WHAT IS NEEDED -
Copy out each line of the data below in which "text" appears.

INFORMATION PROVIDED -
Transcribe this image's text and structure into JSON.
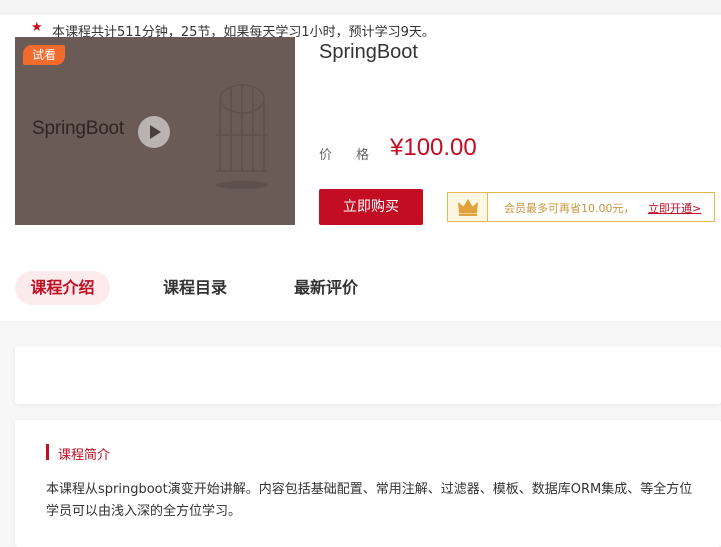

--

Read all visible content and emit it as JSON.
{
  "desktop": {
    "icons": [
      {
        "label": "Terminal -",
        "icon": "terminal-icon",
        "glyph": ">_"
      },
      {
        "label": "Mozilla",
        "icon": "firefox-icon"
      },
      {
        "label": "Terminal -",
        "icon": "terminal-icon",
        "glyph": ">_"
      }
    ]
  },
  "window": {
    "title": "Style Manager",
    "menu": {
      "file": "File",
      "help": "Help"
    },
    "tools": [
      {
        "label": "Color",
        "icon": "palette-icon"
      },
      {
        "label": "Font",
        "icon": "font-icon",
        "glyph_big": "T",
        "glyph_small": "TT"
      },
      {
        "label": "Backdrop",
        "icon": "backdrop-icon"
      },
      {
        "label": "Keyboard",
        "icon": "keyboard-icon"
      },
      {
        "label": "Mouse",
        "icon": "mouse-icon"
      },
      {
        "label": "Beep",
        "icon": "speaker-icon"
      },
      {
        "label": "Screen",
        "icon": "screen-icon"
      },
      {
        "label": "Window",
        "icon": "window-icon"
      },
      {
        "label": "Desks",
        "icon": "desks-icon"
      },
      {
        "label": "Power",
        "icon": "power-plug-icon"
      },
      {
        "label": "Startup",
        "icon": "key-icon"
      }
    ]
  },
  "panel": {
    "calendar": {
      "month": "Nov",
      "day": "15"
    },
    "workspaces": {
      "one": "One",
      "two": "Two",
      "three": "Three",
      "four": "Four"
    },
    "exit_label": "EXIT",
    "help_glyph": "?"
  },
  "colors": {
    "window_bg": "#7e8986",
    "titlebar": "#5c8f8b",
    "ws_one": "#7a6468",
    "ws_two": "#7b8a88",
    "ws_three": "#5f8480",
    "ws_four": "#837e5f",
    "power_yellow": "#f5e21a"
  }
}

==

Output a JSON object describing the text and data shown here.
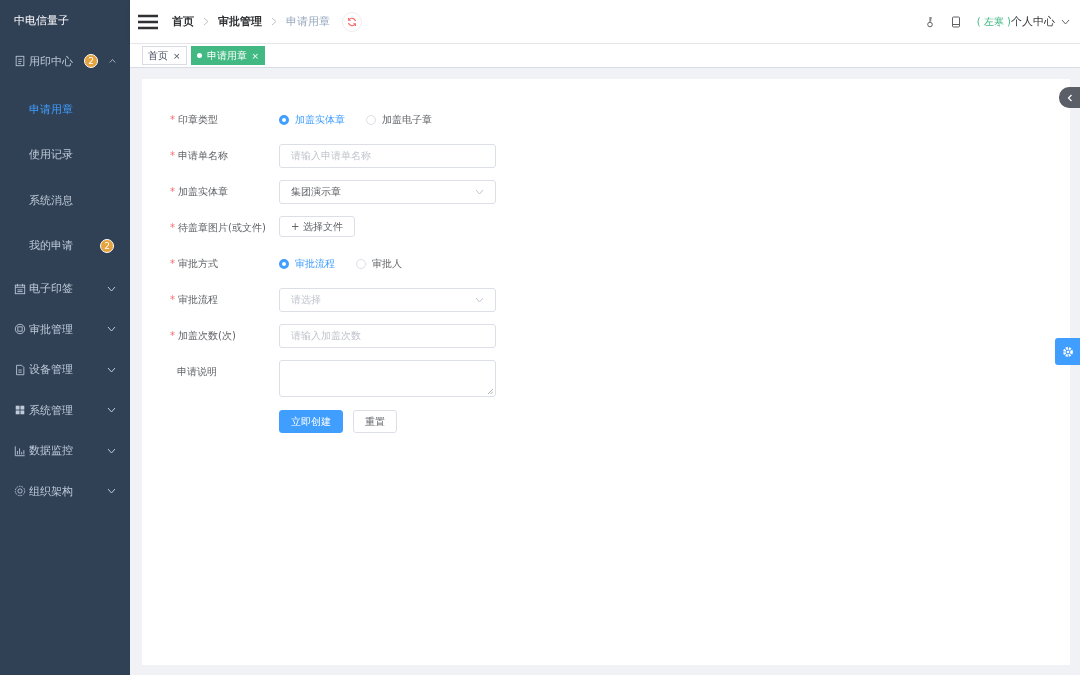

ANSWER FOR THIS EXERCISE -
Transcribe this image's text and structure into JSON.
Output a JSON object describing the text and data shown here.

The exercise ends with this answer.